I have a mass density, which comes from measurement and is represented by a cartesian grid and the average density over each grid cell.

I need to do some computations with this density. The final computation output of the computation represents again cell averages over the same grid. However for the internals of the computation, I need to pass to a spherical coordinate system.

Numerical there are many variants of transforming a density. A property I would really like to have is that
transforming a density to spherical and back is very close to the original density.

The kind of algorithms I tried so far is to just transform cell centers and then use Interpolations.jl (e.g. Gridded(Linear()), Gridded(Constant())). However with these the error between a density and a density transformed back and forth is too big.

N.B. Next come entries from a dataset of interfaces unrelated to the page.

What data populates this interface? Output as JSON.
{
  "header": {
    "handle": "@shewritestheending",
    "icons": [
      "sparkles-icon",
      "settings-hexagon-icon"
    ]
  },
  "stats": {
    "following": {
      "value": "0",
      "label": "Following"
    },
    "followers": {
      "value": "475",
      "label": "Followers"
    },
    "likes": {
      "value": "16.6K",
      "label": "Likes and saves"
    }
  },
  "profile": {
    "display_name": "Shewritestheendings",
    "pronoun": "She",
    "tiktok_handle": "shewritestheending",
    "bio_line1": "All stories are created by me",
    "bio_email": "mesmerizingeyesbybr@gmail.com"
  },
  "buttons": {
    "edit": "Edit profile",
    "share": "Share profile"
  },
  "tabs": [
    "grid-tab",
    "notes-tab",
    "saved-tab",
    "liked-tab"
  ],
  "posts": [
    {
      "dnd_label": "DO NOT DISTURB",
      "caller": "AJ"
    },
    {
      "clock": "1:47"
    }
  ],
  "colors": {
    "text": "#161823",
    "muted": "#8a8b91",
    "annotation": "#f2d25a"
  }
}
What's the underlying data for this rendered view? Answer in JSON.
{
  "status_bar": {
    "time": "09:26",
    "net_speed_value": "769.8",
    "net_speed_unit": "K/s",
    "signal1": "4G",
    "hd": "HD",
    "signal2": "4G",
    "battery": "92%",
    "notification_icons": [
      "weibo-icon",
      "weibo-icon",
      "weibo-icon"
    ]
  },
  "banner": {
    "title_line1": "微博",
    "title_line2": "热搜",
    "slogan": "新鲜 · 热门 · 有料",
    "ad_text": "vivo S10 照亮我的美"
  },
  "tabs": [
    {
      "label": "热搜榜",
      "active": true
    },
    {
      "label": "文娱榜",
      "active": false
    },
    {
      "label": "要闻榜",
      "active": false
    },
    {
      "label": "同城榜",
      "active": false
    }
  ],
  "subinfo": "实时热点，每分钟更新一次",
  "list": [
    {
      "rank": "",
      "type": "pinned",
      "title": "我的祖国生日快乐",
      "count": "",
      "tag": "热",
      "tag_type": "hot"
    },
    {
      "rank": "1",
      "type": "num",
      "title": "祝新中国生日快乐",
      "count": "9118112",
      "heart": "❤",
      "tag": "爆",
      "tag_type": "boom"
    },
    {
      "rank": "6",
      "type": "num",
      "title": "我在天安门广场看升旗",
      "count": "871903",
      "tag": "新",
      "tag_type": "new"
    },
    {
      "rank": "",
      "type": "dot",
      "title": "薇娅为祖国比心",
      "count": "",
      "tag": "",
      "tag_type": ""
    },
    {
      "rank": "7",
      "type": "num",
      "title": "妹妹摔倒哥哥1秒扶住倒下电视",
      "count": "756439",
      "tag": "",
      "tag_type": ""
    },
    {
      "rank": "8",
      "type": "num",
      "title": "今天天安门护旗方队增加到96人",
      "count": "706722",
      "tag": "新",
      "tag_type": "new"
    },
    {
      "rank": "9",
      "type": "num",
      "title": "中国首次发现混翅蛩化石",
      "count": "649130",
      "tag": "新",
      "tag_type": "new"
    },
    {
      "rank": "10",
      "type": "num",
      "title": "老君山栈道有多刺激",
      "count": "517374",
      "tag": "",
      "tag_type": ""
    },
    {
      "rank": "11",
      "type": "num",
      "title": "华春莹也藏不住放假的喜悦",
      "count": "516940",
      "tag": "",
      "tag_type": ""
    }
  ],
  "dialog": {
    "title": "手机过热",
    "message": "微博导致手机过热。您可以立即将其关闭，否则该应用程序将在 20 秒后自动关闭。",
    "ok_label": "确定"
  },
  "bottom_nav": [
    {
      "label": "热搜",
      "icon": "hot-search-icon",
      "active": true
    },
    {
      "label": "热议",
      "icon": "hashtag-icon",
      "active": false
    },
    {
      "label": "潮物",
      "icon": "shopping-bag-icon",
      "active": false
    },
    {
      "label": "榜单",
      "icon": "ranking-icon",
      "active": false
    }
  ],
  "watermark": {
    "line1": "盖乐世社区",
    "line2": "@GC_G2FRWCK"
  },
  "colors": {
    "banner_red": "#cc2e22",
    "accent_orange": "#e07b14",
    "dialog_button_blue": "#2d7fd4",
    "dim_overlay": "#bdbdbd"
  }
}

Any recommendations? Julia packages or algorithms?

Given a diffeomorphism f : X -> Y between manifolds, we want numerical approximations F, G of the pullbacks along f and g = f⁻¹. One hacky way to guarantee G ∘ F = id is to make the grid on X fine enough and using nearest neighbor interpolation. Of course this has a lot of other bad properties. In particular F∘G is a projection and not the identity.

It might be necessary to understand why the grid points must be different in the spherical coordinate system and the Cartesian system. From outside one could imagine that there might be solutions in which we keep the same points, and define interpolation functions for each of the coordinate systems if intermediate points are required, but without propagating the interpolation errors.

Yes good question. Some of the spherical processing is done by libraries, that work best on just an array of values and a uniform spherical grid. So if there is a better pair of transforms, that would be the path of least work for me.

Imagine there is a source of radiation at one point and I am interested in how much radiation arrives at each point in space. There are many places, where a spherical grid is advantageous, but here is one example. We need to know the amount of matter between the origin of radiation and each point in space. In cartesian coordinates, I do not know an efficient way to do this. In spherical coordinates, this is just a cumsum along the r axis.